10:30am – 11:00am

Morning Break and the exhibit hall is open

11:00am – 11:45am

VR in Architecture, Engineering and Construction (AEC)
Architectural drawings and scale models are not adequate since individuals visualize 2D designs differently. Differing personal interpretations can result in expensive misunderstandings. Virtual Reality can put the user IN the virtual building or the engineers inside the utility conduits –before the first brick is laid. Augmented or Mixed reality adds information to an existing structure in an understandable way as well. This panel of experts will discuss current technologies and projected adoption path of VR/AR into the AEC industries.

11:45am – 12:45pm

Frontier Tech Startup Showdown

12:45pm – 1:45pm

Lunch and the exhibit hall is open

1:45pm – 2:30pm

VR and the Health Sciences
Medicine is one of the pioneering arenas for Virtual Reality. Research and development and actual patient treatments have been taking place in university and hospital settings. Uses range from PTSD treatment to surgical simulation and training. Panelists will provide examples of current efforts and discuss future uses in the health sciences now that the technologies are becoming more powerful.

2:30pm – 3:15pm

Keynote: VR Insights for Brands and Agencies

3:15pm – 3:45pm

Afternoon Break and exhibit hall is open

3:45pm – 4:30pm

Beyond Fun and Games: VR as a Tool of the Trade
The recent resurgence of VR is exciting and encouraging because the technology is at a point that it soon will be available for a very large audience in the consumer market.

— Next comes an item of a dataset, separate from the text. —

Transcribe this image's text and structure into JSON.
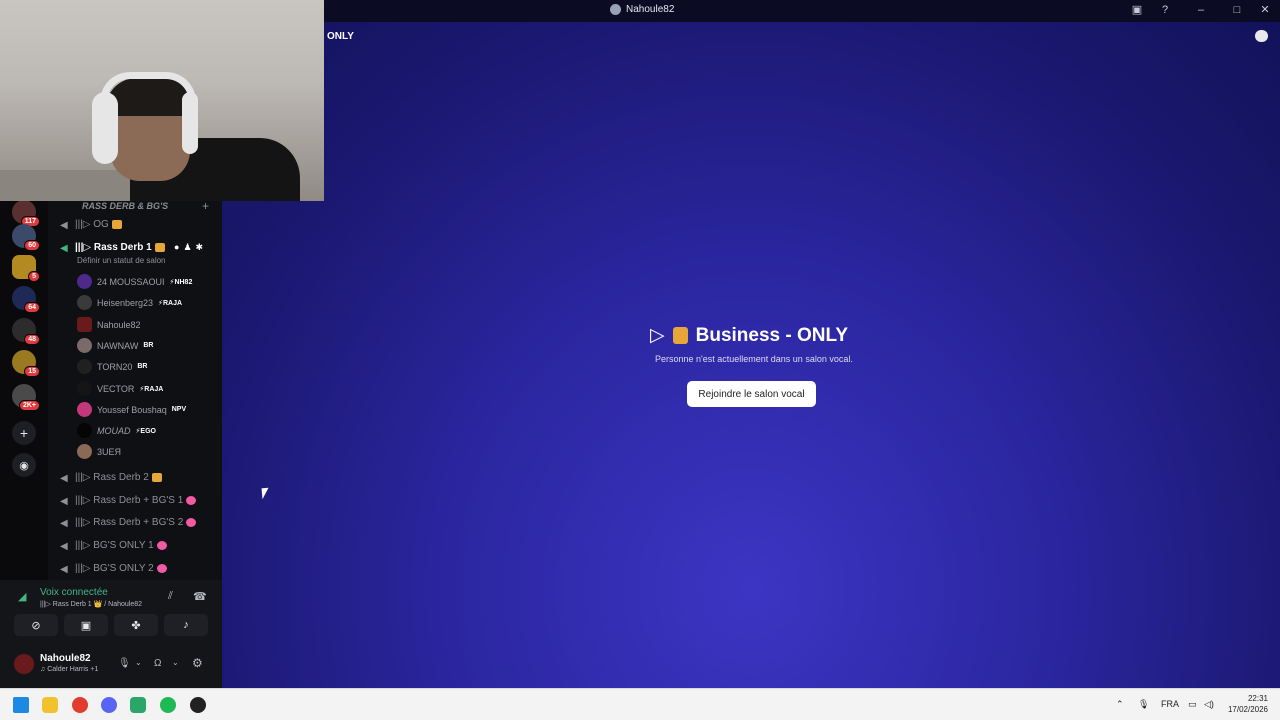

However, it has also been a little bit disappointing to see that VR technology is mostly being portrayed as the ultimate gaming environment and the new way to experience movies. VR is much more than that, there has been a wide number or groups around the world using VR for the past twenty years in engineering, design, training, medical treatments and many other areas beyond gaming and entertainment that seem to have been forgotten in the public perception. Furthermore, VR technology is also much more than goggles, there are many ways to build devices and systems to immerse users in virtual environments. And finally, there are also a lot of challenges in aspects related to creating engaging, effective, and safe VR applications. This talk will present our experiences in developing VR technology, creating applications in many industry fields, exploring the effect of VR exposure to users, and experimenting with different immersive interaction models. The talk will provide a much wider perspective on what VR is, its benefits and limitations, and how it has the potential to become a key technology to improve many aspects of human life.

4:30pm – 5:15pm

Integration of the Frontier Technologies
AI, VR, AR, Robotics, Novel Manufacturing, and more…these are all elements of the new “Frontiers” of technology. Yet, they cannot be considered in isolation from each other, and in fact, much of their rise as well as their potential usage lies in their interactions with each other, across domains and disciplines. For example, robots are already being heavily designed in virtual space before they even take shape or set foot in physical space (witness, for example, the amount of virtual modeling required for the recent DARPA Robotics Challenge)….lending to interactions in VR. Also, while navigating the physical world, robots already must process various sensory inputs in order to make sense of the world from “their” perspective…already a form of “Robotic AR”. As such, whether it be self driving cars, flying drones, or human exoskeletons, AR is already a given on top of the sensory perception that robots are already employing, and a necessary component to their deployment. So whether during design, implementation, or manifestation of the various technologies, we will see a growing degree of cross-fertilization and cross-utilization of these frontier technologies, as they complement and “augment” each other.